▸ YOUR OBJECTIVE
If a line in the data below holds the word "right", copy it.

App and web page records:
>>>>>

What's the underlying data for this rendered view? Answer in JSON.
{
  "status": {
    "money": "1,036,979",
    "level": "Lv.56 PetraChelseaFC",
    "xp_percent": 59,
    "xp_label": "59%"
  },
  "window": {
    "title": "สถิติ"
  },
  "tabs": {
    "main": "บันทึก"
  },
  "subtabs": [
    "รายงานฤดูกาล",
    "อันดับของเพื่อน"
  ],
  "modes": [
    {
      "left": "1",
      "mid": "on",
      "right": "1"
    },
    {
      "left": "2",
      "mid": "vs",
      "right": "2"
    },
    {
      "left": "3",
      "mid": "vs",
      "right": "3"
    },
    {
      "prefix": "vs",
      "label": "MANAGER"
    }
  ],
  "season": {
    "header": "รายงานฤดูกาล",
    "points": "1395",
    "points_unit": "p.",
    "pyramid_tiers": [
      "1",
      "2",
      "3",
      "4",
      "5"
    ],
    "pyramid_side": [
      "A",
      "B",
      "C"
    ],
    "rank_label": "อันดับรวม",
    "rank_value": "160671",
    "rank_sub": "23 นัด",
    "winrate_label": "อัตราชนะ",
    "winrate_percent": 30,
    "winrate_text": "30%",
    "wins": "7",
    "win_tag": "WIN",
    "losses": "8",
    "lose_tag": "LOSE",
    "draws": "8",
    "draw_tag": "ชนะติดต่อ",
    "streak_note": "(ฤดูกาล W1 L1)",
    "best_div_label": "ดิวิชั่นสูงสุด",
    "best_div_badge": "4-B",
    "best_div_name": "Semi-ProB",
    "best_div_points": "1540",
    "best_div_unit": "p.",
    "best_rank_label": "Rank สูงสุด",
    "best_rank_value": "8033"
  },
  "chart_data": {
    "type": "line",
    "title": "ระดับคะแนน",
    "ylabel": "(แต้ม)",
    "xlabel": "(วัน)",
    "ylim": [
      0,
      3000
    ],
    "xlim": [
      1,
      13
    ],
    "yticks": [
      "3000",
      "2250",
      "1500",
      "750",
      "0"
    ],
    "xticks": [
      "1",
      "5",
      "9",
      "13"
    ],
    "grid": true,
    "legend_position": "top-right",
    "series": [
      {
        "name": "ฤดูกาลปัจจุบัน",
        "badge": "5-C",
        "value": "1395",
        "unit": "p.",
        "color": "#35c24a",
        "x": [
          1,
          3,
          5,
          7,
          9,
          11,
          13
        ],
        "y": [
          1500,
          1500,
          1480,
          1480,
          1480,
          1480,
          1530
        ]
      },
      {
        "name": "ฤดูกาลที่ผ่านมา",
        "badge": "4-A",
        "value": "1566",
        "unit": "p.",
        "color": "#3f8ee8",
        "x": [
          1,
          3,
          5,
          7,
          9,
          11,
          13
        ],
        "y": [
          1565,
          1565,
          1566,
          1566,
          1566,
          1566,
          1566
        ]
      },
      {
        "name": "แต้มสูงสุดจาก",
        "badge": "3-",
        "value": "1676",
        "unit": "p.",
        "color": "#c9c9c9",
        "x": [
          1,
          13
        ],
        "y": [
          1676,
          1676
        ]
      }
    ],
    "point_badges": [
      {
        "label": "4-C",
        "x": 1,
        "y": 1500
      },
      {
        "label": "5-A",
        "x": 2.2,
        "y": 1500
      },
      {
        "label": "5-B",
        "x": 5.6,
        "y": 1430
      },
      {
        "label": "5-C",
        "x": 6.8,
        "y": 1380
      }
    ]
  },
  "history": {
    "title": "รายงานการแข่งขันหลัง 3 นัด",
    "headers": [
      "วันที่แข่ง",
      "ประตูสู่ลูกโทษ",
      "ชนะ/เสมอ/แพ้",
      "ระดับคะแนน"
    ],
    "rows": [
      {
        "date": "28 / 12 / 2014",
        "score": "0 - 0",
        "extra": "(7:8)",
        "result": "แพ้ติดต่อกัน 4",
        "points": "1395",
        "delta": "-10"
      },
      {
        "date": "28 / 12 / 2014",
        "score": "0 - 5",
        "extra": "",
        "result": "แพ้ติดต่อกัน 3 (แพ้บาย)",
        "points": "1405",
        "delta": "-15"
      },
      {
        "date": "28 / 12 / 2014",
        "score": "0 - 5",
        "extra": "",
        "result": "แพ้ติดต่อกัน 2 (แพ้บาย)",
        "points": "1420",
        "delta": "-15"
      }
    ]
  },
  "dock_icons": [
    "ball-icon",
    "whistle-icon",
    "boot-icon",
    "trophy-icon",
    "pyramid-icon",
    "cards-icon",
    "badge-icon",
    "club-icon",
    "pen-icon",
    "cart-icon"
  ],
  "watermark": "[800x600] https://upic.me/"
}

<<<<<

▸ ANSWER SPACE
      "right": "1"
      "right": "2"
      "right": "3"
    "legend_position": "top-right",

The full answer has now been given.